One day after O'Hora's firing, Lt. Col. Jennifer L. Grieves, 46, the former commander of the Marine Heavy Helicopter Squadron 464 lost her command "due to a loss of trust and confidence in her ability to continue to lead," according to a media advisory issued by ll MEF Public Affairs Office. The order to relieve Grieves was issued by Maj. Gen. Matthew Glavy, commander of the 2nd Marine Aircraft Wing.
Grieves was reassigned for "not properly reporting an incident" which is being investigated by the Naval Criminal Investigative Service, according to Lt. Col. Mike Armistead, ll Marine Expeditionary Force public affairs director.
Grieves has been reassigned within ll MEF, according to Armistead.
"Being relieved of command does not equate to a drop in rank or pay. Once relieved, an officer is typically moved to a non-command billet determined by higher headquarters. Duties would vary depending on what billet they fill," Armistead wrote in an email reply to questions submitted June 8 by The Daily News.
Grieves, who has served 27 years in the Marine Corps, was arrested by the Onslow County Sheriff's Office on Dec. 16, 2016, and charged with misdemeanor simple assault. The charges were subsequently dropped on Dec. 22, 2016, by the complainant who is Grieves' wife.
Grieves assumed command of the squadron in May 2016 and was replaced by Lt. Col. Troy Callahan, formerly of Marine Operational Test and Evaluation Squadron One as its commander.
O'Hora took command of the engineering school on Sept. 9, 2016.
The protocol for reassignment is dictated by NAVADMIN 373/11, a copy of which was provided to The Daily News by Armistead. The edict states that "any person arrested or criminally charged by civil authorities shall immediately advise their immediate commander of the fact that they were arrested or charged. Persons are only required to disclose the date of arrest or criminal charges.

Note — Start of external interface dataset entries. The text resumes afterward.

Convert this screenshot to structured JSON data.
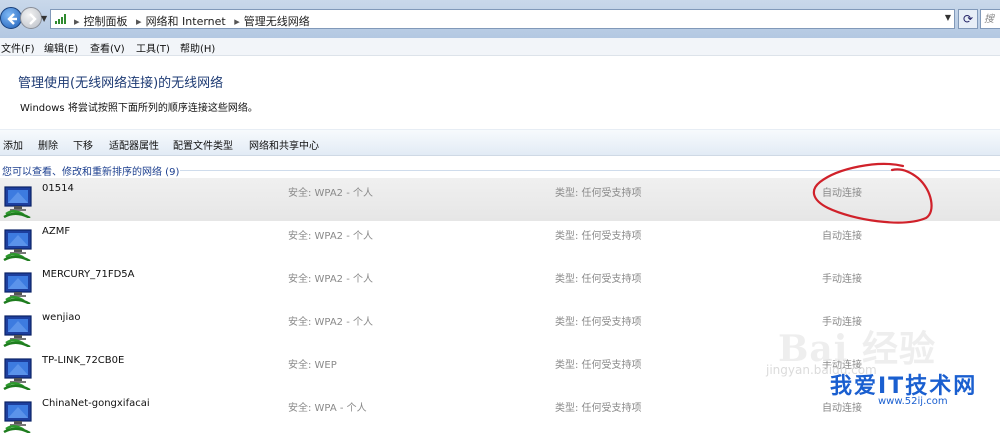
{
  "address_bar": {
    "breadcrumbs": [
      "控制面板",
      "网络和 Internet",
      "管理无线网络"
    ],
    "search_placeholder": "搜"
  },
  "menu": [
    {
      "label": "文件(F)"
    },
    {
      "label": "编辑(E)"
    },
    {
      "label": "查看(V)"
    },
    {
      "label": "工具(T)"
    },
    {
      "label": "帮助(H)"
    }
  ],
  "header": {
    "title": "管理使用(无线网络连接)的无线网络",
    "subtitle": "Windows 将尝试按照下面所列的顺序连接这些网络。"
  },
  "commands": [
    {
      "label": "添加"
    },
    {
      "label": "删除"
    },
    {
      "label": "下移"
    },
    {
      "label": "适配器属性"
    },
    {
      "label": "配置文件类型"
    },
    {
      "label": "网络和共享中心"
    }
  ],
  "group_header": "您可以查看、修改和重新排序的网络 (9)",
  "networks": [
    {
      "name": "01514",
      "security": "安全: WPA2 - 个人",
      "type": "类型: 任何受支持项",
      "connection": "自动连接",
      "selected": true
    },
    {
      "name": "AZMF",
      "security": "安全: WPA2 - 个人",
      "type": "类型: 任何受支持项",
      "connection": "自动连接",
      "selected": false
    },
    {
      "name": "MERCURY_71FD5A",
      "security": "安全: WPA2 - 个人",
      "type": "类型: 任何受支持项",
      "connection": "手动连接",
      "selected": false
    },
    {
      "name": "wenjiao",
      "security": "安全: WPA2 - 个人",
      "type": "类型: 任何受支持项",
      "connection": "手动连接",
      "selected": false
    },
    {
      "name": "TP-LINK_72CB0E",
      "security": "安全: WEP",
      "type": "类型: 任何受支持项",
      "connection": "手动连接",
      "selected": false
    },
    {
      "name": "ChinaNet-gongxifacai",
      "security": "安全: WPA - 个人",
      "type": "类型: 任何受支持项",
      "connection": "自动连接",
      "selected": false
    }
  ],
  "watermark": {
    "brand": "Bai 经验",
    "url1": "jingyan.baidu.com",
    "site": "我爱IT技术网",
    "url2": "www.52ij.com"
  },
  "colors": {
    "title": "#1e3b74",
    "group_header": "#1c3f8f",
    "annotation": "#d0212a",
    "watermark_site": "#1a5fd0"
  },
  "icons": {
    "network": "wireless-network-monitor-icon",
    "back": "back-arrow-icon",
    "forward": "forward-arrow-icon",
    "refresh": "refresh-icon"
  }
}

"Disclosure of arrest or criminal charges is not an admission of guilt. Commanders may impose disciplinary action for failure to self-report an arrest or criminal charges. When a service member does self-report pursuant to a valid self-reporting requirement, commanders will not impose disciplinary action based solely on evidence derived independently of the self-report. Commanders should consult a judge advocate prior to imposing disciplinary action."
Scott Jack, a former Marine Corps Staff Judge Advocate officer told The Daily News recently that military officers who find themselves involved in legal or potentially incriminating situations should "beat the news to their commanding officer. Generals hate to be surprised by learning about an incident in the news," Jack said. "This should be done after 'calm reflection' and advice of counsel, if available."
The act of self-reporting an incident to the proper commander doesn't alleviate the incident from the record or keep an adverse fitness report from being created, but it can weigh heavy on the outcome, Jack said.
"It's best to be honest, straightforward and explain in 'shorthand' what happened," Jack said.